Description of the task: Repeat the entries that follow, exactly as they are written.

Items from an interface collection

=======

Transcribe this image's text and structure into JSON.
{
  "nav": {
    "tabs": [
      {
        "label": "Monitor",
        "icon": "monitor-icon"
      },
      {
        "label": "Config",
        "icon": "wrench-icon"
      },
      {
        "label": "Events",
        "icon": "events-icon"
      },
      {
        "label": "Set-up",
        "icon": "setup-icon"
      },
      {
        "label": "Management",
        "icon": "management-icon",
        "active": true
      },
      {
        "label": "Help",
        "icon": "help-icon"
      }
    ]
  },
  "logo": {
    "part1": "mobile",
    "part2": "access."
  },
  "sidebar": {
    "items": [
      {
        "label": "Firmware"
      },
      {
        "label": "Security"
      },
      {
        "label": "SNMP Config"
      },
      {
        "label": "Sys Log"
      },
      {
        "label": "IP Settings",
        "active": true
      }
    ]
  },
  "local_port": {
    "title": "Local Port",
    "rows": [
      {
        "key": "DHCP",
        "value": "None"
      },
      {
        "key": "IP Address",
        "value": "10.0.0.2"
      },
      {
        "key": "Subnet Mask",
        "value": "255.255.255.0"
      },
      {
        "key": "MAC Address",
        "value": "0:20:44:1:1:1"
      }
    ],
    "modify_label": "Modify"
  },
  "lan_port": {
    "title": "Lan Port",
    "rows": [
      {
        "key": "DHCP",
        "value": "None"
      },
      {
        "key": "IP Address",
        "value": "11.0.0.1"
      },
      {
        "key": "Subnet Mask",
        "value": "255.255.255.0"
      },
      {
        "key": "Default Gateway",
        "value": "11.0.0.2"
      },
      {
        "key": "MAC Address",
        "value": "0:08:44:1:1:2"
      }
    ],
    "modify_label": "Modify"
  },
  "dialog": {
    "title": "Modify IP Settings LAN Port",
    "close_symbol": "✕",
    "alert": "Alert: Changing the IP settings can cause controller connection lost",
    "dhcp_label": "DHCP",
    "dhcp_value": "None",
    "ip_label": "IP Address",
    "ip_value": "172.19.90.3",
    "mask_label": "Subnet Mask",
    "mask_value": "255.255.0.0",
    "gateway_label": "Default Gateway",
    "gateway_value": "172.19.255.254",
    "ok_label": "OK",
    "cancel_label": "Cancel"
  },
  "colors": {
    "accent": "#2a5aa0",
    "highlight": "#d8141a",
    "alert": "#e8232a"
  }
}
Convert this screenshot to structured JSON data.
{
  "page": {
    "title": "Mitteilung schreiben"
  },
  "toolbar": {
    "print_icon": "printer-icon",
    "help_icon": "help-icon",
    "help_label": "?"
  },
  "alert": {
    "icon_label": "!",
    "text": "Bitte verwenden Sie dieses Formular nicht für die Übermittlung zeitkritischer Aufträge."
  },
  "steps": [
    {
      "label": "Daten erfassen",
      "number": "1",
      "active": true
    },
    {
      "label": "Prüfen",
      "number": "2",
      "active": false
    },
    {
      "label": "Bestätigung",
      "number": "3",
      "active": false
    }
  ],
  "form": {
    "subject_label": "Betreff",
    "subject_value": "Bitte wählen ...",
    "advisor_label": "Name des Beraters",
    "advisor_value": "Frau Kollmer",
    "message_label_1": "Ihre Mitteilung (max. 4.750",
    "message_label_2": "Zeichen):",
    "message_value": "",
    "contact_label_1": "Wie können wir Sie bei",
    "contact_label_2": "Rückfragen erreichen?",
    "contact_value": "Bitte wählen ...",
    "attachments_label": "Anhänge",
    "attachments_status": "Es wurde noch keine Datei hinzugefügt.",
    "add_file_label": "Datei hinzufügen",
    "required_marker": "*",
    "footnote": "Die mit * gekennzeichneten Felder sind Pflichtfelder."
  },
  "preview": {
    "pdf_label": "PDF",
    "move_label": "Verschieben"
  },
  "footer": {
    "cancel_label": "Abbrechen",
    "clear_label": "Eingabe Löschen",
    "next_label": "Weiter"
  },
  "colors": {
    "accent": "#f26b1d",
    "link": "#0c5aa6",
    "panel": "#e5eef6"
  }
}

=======

Result of this exercise:
Transcribe this image's text and structure into JSON.
{
  "nav": {
    "tabs": [
      {
        "label": "Monitor",
        "icon": "monitor-icon"
      },
      {
        "label": "Config",
        "icon": "wrench-icon"
      },
      {
        "label": "Events",
        "icon": "events-icon"
      },
      {
        "label": "Set-up",
        "icon": "setup-icon"
      },
      {
        "label": "Management",
        "icon": "management-icon",
        "active": true
      },
      {
        "label": "Help",
        "icon": "help-icon"
      }
    ]
  },
  "logo": {
    "part1": "mobile",
    "part2": "access."
  },
  "sidebar": {
    "items": [
      {
        "label": "Firmware"
      },
      {
        "label": "Security"
      },
      {
        "label": "SNMP Config"
      },
      {
        "label": "Sys Log"
      },
      {
        "label": "IP Settings",
        "active": true
      }
    ]
  },
  "local_port": {
    "title": "Local Port",
    "rows": [
      {
        "key": "DHCP",
        "value": "None"
      },
      {
        "key": "IP Address",
        "value": "10.0.0.2"
      },
      {
        "key": "Subnet Mask",
        "value": "255.255.255.0"
      },
      {
        "key": "MAC Address",
        "value": "0:20:44:1:1:1"
      }
    ],
    "modify_label": "Modify"
  },
  "lan_port": {
    "title": "Lan Port",
    "rows": [
      {
        "key": "DHCP",
        "value": "None"
      },
      {
        "key": "IP Address",
        "value": "11.0.0.1"
      },
      {
        "key": "Subnet Mask",
        "value": "255.255.255.0"
      },
      {
        "key": "Default Gateway",
        "value": "11.0.0.2"
      },
      {
        "key": "MAC Address",
        "value": "0:08:44:1:1:2"
      }
    ],
    "modify_label": "Modify"
  },
  "dialog": {
    "title": "Modify IP Settings LAN Port",
    "close_symbol": "✕",
    "alert": "Alert: Changing the IP settings can cause controller connection lost",
    "dhcp_label": "DHCP",
    "dhcp_value": "None",
    "ip_label": "IP Address",
    "ip_value": "172.19.90.3",
    "mask_label": "Subnet Mask",
    "mask_value": "255.255.0.0",
    "gateway_label": "Default Gateway",
    "gateway_value": "172.19.255.254",
    "ok_label": "OK",
    "cancel_label": "Cancel"
  },
  "colors": {
    "accent": "#2a5aa0",
    "highlight": "#d8141a",
    "alert": "#e8232a"
  }
}
Convert this screenshot to structured JSON data.
{
  "page": {
    "title": "Mitteilung schreiben"
  },
  "toolbar": {
    "print_icon": "printer-icon",
    "help_icon": "help-icon",
    "help_label": "?"
  },
  "alert": {
    "icon_label": "!",
    "text": "Bitte verwenden Sie dieses Formular nicht für die Übermittlung zeitkritischer Aufträge."
  },
  "steps": [
    {
      "label": "Daten erfassen",
      "number": "1",
      "active": true
    },
    {
      "label": "Prüfen",
      "number": "2",
      "active": false
    },
    {
      "label": "Bestätigung",
      "number": "3",
      "active": false
    }
  ],
  "form": {
    "subject_label": "Betreff",
    "subject_value": "Bitte wählen ...",
    "advisor_label": "Name des Beraters",
    "advisor_value": "Frau Kollmer",
    "message_label_1": "Ihre Mitteilung (max. 4.750",
    "message_label_2": "Zeichen):",
    "message_value": "",
    "contact_label_1": "Wie können wir Sie bei",
    "contact_label_2": "Rückfragen erreichen?",
    "contact_value": "Bitte wählen ...",
    "attachments_label": "Anhänge",
    "attachments_status": "Es wurde noch keine Datei hinzugefügt.",
    "add_file_label": "Datei hinzufügen",
    "required_marker": "*",
    "footnote": "Die mit * gekennzeichneten Felder sind Pflichtfelder."
  },
  "preview": {
    "pdf_label": "PDF",
    "move_label": "Verschieben"
  },
  "footer": {
    "cancel_label": "Abbrechen",
    "clear_label": "Eingabe Löschen",
    "next_label": "Weiter"
  },
  "colors": {
    "accent": "#f26b1d",
    "link": "#0c5aa6",
    "panel": "#e5eef6"
  }
}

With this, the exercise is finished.